Art Means You Can Go Home Again
Updated: Jul 28, 2018
“Home” for us these days is spelled “high desert mountains”.
We live surrounded by silence and natural beauty. Being an artist, I don’t take that for granted: Jim and spent decades looking at sunsets across South Plains cotton fields. It’s not that the view from our former home didn’t hold its own flavor of beauty—friends loved being invited to sunset cookouts in to our huge, shady yard —but the view we shared was of a constant landscape. Views in the Texas mountains are anything but constant. We never pass the same scenery twice. Every cloud, every angle of the sun changes this landscape so dramatically, you’d swear new rocks spring up while you’re buying groceries. We suspect new mountains erupt while we’re in church.
Good Presbyterians, we attend church in Marfa, Marfa being about ten miles away, as the dove flies. As a big red Ram drives, it’s 40 miles away, more than half of that winding through mountains and open range. We allow ourselves an hour to get there, preferring to drive the two-lane road at a leisurely speed. Hitting a deer, a javelina, or a belligerent cow (who knows she has the right-of-way) would seriously mar our worship experience. “Holy Cows,” we call the ones standing in road. We see lots of animals along this route, but precious few vehicles.
We also see some of the prettiest scenery in all of Texas. I keep my camera as handy as the cup of coffee Jim always thinks to bring along. Sipping my coffee, sightseeing while we drive to church is one of my favorite times. Artists see things differently than “normal” people, or so I’m told, and I’m always seeing anomalies in the landscape: rosy color tinting dry grass, a flower growing out of a rock, a beam of light brightening a cliff when all else is cloaked in shadow.
A major anomaly occurs the first week in August, when the quietly scenic highway beneath our canyon perch goes berserk. “Even in Progress” signs and orange cones replace languid cattle in the center of the highway. Shiny sports cars line the shoulders of State Highway 166. (FYI: A sports car suggests the owner isn’t local—the old hit-a-cow-and-ruin-your-day issue applies.) The usually lonely historical marker “Bloys Campmeeting” is obscured by children playing tag around it.
This generations-old annual reunion of pioneer ranching families boasts several thousand people in attendance. (Thousand?

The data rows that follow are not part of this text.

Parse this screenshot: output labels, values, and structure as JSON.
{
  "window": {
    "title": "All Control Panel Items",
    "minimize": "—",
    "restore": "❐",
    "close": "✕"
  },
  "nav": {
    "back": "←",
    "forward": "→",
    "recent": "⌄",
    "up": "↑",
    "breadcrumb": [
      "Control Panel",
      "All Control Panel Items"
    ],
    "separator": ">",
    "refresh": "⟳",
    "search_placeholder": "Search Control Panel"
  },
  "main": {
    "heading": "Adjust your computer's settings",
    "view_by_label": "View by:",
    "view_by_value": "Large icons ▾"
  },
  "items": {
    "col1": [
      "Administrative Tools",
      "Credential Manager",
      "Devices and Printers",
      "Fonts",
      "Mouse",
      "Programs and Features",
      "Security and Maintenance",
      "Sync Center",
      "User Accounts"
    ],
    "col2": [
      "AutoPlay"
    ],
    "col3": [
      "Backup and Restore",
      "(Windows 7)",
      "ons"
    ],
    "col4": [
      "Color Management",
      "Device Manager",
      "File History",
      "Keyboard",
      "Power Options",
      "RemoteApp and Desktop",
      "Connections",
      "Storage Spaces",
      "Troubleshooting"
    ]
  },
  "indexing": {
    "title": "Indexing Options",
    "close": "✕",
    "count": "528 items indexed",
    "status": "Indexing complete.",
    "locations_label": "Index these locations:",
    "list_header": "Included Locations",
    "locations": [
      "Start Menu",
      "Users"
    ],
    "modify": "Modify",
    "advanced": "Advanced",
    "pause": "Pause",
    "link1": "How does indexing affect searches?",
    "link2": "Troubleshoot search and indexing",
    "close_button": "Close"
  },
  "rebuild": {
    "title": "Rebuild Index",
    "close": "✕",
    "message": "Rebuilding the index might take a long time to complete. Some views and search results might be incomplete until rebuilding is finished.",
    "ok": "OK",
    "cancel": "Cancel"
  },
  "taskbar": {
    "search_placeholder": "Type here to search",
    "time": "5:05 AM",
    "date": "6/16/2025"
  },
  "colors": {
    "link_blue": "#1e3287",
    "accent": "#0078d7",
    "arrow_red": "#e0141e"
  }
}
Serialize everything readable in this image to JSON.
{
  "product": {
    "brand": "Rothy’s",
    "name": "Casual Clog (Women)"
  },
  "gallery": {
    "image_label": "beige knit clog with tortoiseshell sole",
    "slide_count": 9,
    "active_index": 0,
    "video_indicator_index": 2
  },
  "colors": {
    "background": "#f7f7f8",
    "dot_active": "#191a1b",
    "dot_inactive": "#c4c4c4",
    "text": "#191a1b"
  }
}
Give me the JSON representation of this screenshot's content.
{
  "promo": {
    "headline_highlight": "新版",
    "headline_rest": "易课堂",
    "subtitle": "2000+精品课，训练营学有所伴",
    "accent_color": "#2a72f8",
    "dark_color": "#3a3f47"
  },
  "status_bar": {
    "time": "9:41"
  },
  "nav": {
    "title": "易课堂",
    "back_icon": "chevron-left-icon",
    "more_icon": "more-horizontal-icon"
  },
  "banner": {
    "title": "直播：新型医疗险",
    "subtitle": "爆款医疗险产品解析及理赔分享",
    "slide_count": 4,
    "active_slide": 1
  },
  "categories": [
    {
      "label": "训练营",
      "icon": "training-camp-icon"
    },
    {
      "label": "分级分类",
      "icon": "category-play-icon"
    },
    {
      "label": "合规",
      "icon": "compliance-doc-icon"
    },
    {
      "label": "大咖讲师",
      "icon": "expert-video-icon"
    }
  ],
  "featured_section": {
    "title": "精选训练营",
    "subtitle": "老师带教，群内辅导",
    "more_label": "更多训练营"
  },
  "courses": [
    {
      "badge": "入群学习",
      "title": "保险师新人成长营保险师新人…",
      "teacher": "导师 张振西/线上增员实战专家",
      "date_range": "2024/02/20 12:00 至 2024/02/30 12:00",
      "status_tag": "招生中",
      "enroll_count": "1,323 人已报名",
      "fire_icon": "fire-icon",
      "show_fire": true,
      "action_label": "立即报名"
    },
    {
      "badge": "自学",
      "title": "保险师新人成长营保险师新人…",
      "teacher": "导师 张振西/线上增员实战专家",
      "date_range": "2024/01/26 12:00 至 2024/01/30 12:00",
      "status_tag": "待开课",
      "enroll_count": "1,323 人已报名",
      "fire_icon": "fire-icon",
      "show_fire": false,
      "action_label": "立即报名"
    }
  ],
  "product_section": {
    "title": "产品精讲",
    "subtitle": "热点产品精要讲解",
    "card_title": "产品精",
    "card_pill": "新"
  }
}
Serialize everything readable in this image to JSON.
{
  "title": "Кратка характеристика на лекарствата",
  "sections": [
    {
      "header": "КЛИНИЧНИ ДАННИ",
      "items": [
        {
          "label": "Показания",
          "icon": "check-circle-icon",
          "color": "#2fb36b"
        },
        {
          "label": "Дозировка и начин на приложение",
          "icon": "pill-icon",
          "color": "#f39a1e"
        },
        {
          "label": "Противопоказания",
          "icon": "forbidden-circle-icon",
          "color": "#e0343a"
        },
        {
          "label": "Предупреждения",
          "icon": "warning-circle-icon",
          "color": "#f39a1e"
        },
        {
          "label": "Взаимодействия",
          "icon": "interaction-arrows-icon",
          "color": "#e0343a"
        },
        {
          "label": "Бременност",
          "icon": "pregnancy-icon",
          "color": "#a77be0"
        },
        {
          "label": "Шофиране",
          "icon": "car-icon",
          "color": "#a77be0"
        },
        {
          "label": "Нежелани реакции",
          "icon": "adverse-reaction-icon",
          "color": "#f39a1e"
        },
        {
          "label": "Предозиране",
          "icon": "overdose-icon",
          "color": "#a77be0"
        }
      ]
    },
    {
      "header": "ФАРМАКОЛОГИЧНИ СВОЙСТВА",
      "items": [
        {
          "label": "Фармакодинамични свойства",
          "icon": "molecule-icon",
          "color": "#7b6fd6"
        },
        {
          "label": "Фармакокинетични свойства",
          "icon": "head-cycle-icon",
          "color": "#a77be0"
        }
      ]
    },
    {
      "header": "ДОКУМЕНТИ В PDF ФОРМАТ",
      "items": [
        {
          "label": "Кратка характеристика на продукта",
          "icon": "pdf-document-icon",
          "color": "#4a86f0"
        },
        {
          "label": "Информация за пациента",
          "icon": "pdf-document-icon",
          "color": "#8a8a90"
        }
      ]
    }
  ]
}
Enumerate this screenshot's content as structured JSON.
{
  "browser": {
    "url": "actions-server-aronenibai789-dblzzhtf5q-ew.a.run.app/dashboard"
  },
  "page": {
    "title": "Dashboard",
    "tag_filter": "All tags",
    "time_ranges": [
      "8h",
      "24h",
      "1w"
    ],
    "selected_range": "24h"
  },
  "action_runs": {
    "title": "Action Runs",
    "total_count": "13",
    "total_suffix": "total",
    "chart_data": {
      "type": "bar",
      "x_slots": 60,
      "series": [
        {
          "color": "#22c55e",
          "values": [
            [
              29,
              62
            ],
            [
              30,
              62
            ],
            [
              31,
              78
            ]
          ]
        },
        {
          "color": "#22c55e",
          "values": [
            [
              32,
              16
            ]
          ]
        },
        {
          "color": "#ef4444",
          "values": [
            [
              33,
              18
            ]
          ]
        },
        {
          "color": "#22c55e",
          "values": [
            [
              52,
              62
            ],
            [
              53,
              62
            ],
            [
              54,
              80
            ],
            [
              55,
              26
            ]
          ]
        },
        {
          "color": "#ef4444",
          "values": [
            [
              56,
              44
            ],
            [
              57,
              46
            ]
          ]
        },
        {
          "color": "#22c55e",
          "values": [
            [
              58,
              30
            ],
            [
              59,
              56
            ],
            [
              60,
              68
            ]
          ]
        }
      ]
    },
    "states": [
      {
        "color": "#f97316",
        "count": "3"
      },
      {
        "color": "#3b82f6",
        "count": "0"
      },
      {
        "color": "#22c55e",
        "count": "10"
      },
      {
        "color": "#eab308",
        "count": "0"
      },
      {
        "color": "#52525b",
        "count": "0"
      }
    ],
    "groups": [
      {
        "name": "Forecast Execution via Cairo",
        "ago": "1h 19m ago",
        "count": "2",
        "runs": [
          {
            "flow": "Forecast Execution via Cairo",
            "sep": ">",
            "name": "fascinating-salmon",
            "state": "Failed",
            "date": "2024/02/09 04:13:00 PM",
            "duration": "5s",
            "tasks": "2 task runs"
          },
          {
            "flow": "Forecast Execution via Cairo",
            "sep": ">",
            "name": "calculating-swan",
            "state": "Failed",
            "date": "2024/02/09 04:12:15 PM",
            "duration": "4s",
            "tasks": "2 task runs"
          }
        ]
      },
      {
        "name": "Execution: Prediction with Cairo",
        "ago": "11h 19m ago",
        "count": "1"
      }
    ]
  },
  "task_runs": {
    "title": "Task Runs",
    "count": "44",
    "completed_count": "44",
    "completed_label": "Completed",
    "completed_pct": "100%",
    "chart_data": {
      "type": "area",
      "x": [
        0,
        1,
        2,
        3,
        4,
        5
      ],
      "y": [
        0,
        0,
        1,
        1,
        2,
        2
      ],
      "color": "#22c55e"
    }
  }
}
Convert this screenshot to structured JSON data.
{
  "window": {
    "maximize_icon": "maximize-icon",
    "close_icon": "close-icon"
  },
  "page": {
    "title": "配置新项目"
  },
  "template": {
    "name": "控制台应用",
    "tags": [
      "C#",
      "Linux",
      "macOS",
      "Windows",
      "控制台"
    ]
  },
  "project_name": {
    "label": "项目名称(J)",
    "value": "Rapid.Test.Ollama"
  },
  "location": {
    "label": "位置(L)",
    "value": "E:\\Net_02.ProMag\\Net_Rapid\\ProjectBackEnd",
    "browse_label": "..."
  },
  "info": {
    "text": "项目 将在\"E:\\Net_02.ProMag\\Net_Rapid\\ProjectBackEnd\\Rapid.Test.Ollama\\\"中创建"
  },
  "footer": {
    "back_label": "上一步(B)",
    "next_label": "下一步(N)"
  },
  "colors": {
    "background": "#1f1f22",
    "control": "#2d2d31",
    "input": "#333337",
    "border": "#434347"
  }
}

Yep. Up to seven thousand extra folks, but who is counting?) City people jog down the asphalt pushing baby strollers. Teenagers convene in clumps of cousins. Old folks behind the wheels of golf carts kick up clouds of dust between rustic corrugated metal cabins erected by their parents after tents became old-fashioned. Within a scant mile of roadway, we pass more cars than we see in a month of Sundays.
Everyone we pass smiles. Slowed to a crawl, we nod the requisite greetings, even though we are most assuredly going to be late for services in Marfa. We know Bloys Campmeeting is a sacred homecoming, a re-uniting with nature, as well as with family and friends. It’s the mountains, not the locals who host this annual gathering.
On one such Sunday, Jim, being a well-trained artist assistant pointed to the cloud-churned heavens and said, “Want me to pull over for a photo op?” I nodded. He parked beside a ranch road gate, careful not to flatten any strollers. Camera in hand, I tumbled out of the truck. I don’t overlook the familiar. That morning, I tried to envision our familiar views through the eyes of someone who doesn’t live in Far West Texas. I wiggled my sandal-bare toes in dew-wet grass and snapped a dozen digitals of cumulus converging over the Davis Mountains, which were green and welcoming and dressed in their summer best. I knew then that I had a major painting in the making.
What makes some moments so special?
We felt joy in sharing the mountains with descendants of the pioneers who’d settled them. The grasses were tall and glistening green, the holy cows, surely happy. The unpolluted sky promised more precious rain.
As the old-timers like to drawl, “It don’t get any better than this.”
I stood there, looking homeward and those floating rain clouds spread apart to let the morning sun wash the ever-so-familiar mountains with enchanted light. I swear those clouds began singing to me.
The folks who bought the painting I did from that morning don't live in the Texas mountains, but they love time spent there. I like to think that whenever they see my painted clouds, those heavily layered pastel clouds sing for them, too. I hope my painting takes them home to this remote and lovely part of the American southwest, because I believe that's what art is all about-- taking you someplace you very much want to be.
A CHORUS OF RAIN CLOUDS is available in our online studio store as a uniquely hand-repainted fine art print. Order it here.